The composition of retrogradely transported axonal proteins was examined by acrylamide gel electrophoresis and gel autoradiography in the experimental neuropathy induced in rats by p-bromophenylacetylurea (BPAU). Protein composition was normal during the early phase of retrograde transport but showed significant abnormalities during a later phase. The early phase consisted of proteins collected distal to a mid-thigh ligature of sciatic nerve between 15 and 24 hours after injection of [35S] methionine into lumbar ventral horn of the spinal cord. In terms of their relative labeling and electrophoretic mobility, these proteins were almost identical in experimental and control rats. Most of the labeled protein bands were also identical in the later phase, collected between 24 and 48 hours, but there were some consistent omissions and additions. Present in controls but missing in BPAU treated rats were three bands at 42, 41, and 25 KDa. In contrast, 4 bands (63, 56, 50, 26 KDa) were more prominent in the experimental rats than in controls. We suspect abnormal post-translational modification or proteolysis of rapidly transported proteins in the terminal or preterminal portion of the neurons exposed to BPAU. This abnormality, in addition to a previously reported premature processing of transported organelles, may underlie the development of peripheral neuropathy.

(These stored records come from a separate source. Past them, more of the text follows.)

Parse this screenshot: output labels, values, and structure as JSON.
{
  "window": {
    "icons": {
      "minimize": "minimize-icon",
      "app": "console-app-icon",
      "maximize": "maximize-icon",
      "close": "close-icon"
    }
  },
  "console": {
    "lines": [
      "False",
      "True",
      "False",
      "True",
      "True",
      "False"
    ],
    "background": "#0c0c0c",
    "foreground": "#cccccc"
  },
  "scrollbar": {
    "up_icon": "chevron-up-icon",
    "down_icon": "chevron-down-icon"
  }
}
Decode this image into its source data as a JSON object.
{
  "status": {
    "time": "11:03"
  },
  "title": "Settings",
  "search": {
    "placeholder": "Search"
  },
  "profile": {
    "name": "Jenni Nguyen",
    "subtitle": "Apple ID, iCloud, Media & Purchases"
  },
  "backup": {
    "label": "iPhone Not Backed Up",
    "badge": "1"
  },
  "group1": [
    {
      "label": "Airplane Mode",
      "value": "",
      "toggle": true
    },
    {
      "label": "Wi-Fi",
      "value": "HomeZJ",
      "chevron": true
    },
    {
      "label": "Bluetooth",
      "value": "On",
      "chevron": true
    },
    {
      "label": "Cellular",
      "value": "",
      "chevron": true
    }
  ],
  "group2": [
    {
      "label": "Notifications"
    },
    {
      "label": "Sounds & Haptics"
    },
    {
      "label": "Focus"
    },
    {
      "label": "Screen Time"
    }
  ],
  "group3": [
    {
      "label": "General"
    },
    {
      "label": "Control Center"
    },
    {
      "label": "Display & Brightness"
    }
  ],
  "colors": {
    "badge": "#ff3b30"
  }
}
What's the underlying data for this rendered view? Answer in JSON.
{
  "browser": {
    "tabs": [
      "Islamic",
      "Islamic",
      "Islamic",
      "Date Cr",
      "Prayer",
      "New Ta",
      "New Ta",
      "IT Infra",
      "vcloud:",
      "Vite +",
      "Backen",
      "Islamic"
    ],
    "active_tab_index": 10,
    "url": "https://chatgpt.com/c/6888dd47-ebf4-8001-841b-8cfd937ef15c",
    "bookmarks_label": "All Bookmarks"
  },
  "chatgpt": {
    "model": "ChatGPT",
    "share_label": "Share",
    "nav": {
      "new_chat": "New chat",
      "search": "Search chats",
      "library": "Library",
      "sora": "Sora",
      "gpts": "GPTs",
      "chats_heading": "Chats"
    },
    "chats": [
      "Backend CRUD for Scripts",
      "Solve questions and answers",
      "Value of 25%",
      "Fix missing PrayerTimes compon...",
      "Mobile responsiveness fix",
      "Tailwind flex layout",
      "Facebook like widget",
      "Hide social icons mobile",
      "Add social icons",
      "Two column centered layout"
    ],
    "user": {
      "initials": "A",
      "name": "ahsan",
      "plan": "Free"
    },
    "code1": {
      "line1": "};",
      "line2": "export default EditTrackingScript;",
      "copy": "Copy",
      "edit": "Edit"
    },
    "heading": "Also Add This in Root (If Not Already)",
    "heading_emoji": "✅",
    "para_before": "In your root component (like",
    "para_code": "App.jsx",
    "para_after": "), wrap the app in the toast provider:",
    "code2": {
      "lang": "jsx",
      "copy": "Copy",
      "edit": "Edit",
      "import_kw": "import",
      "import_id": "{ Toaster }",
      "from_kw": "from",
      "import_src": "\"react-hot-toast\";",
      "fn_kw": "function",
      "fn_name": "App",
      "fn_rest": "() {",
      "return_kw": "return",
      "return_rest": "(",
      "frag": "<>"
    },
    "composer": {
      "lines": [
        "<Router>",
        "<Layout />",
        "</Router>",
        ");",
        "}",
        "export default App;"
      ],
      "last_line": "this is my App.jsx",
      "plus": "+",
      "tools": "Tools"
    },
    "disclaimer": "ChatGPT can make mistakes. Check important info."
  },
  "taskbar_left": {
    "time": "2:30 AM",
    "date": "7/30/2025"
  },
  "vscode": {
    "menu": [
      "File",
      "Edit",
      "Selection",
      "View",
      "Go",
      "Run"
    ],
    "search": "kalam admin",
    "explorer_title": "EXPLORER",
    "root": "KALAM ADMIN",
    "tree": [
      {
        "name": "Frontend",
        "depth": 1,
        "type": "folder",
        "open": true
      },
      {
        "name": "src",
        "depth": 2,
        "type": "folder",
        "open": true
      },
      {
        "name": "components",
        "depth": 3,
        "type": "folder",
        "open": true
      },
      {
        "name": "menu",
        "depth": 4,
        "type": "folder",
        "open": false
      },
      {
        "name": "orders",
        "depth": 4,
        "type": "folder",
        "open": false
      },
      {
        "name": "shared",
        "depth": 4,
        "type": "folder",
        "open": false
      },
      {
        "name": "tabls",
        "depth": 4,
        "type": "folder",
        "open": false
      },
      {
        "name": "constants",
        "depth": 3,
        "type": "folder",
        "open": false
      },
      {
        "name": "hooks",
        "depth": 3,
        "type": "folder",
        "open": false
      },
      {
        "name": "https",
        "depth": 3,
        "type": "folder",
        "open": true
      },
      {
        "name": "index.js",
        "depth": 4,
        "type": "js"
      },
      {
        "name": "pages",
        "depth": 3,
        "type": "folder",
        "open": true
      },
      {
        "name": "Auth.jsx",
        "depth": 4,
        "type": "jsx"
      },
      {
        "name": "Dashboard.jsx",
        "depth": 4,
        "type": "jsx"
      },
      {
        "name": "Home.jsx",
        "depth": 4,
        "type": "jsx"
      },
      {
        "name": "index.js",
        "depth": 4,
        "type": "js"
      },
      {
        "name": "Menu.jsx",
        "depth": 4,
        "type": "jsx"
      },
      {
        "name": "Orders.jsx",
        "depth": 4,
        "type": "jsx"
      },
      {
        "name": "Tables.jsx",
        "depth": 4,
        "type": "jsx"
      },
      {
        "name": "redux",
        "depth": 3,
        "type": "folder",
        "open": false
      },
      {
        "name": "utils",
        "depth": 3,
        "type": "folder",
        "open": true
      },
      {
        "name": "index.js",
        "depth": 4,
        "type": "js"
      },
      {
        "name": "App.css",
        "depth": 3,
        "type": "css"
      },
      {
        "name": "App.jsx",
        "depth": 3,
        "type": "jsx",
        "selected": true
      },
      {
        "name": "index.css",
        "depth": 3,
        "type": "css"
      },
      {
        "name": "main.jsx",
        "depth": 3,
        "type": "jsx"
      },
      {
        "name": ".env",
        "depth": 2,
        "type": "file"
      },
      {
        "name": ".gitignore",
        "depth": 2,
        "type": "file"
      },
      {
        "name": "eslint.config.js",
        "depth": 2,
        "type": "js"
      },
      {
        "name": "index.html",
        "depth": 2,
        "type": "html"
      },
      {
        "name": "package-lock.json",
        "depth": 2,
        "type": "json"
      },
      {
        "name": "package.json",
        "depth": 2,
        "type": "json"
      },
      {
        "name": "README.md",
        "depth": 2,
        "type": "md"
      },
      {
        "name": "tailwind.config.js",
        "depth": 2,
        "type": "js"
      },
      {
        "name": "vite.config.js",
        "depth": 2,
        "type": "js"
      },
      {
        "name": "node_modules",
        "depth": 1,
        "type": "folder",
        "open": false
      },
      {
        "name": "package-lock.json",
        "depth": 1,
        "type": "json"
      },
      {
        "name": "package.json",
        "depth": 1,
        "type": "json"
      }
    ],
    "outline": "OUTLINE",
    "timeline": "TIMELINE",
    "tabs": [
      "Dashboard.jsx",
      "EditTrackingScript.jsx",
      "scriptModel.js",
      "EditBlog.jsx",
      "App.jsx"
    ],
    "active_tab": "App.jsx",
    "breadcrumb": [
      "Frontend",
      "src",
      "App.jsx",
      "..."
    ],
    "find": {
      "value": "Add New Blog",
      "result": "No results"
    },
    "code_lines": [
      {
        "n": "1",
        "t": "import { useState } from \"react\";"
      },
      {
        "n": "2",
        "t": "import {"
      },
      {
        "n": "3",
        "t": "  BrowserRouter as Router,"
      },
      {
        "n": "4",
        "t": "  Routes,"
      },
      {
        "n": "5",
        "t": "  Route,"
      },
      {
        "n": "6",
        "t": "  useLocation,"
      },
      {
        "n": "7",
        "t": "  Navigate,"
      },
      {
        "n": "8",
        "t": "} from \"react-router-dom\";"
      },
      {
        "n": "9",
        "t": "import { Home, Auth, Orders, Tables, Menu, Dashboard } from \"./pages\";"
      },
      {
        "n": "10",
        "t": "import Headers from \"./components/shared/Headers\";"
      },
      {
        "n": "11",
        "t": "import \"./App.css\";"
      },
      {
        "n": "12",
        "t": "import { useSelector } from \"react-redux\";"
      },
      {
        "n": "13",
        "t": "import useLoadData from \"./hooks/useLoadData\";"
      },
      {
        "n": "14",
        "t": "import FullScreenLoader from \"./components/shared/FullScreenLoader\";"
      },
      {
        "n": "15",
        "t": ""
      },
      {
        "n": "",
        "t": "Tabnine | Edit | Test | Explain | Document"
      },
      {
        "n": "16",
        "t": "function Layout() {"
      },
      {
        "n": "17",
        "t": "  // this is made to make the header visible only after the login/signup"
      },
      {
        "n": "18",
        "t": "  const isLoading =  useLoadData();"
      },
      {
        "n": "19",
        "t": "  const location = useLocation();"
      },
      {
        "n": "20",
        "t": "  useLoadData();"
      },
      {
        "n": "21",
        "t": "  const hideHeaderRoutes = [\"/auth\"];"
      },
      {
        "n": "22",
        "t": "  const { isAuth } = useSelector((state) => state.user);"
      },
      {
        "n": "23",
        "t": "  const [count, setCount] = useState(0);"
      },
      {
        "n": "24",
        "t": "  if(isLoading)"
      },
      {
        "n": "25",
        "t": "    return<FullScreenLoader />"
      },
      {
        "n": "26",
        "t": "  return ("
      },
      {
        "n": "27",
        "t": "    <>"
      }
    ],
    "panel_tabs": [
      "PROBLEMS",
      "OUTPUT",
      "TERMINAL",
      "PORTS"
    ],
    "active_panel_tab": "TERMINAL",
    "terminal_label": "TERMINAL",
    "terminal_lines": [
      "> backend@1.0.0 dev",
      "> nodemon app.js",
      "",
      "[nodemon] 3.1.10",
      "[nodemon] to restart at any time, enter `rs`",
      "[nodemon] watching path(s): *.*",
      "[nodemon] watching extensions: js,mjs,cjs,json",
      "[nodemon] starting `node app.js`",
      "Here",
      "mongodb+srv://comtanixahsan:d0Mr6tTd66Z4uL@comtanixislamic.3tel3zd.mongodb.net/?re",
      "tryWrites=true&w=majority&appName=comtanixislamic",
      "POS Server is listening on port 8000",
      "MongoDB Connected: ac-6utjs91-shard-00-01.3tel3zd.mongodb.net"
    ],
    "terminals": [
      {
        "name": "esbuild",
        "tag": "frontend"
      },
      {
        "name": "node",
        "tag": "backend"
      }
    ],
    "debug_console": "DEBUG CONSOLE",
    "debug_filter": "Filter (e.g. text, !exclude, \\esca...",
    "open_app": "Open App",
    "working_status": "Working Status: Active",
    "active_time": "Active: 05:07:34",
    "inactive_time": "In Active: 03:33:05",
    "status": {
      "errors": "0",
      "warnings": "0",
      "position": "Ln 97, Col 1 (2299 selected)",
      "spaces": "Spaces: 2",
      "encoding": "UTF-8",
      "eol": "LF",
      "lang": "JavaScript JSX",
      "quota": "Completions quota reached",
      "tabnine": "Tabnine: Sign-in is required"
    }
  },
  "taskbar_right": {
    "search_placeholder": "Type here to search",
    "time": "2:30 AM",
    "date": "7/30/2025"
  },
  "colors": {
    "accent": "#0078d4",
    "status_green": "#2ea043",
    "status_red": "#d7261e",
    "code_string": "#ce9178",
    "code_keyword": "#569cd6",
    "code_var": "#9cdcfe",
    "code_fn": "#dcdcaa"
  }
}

- axonal protein
- rat nerve
- retrograde transport
ASJC Scopus subject areas
- Cellular and Molecular Neuroscience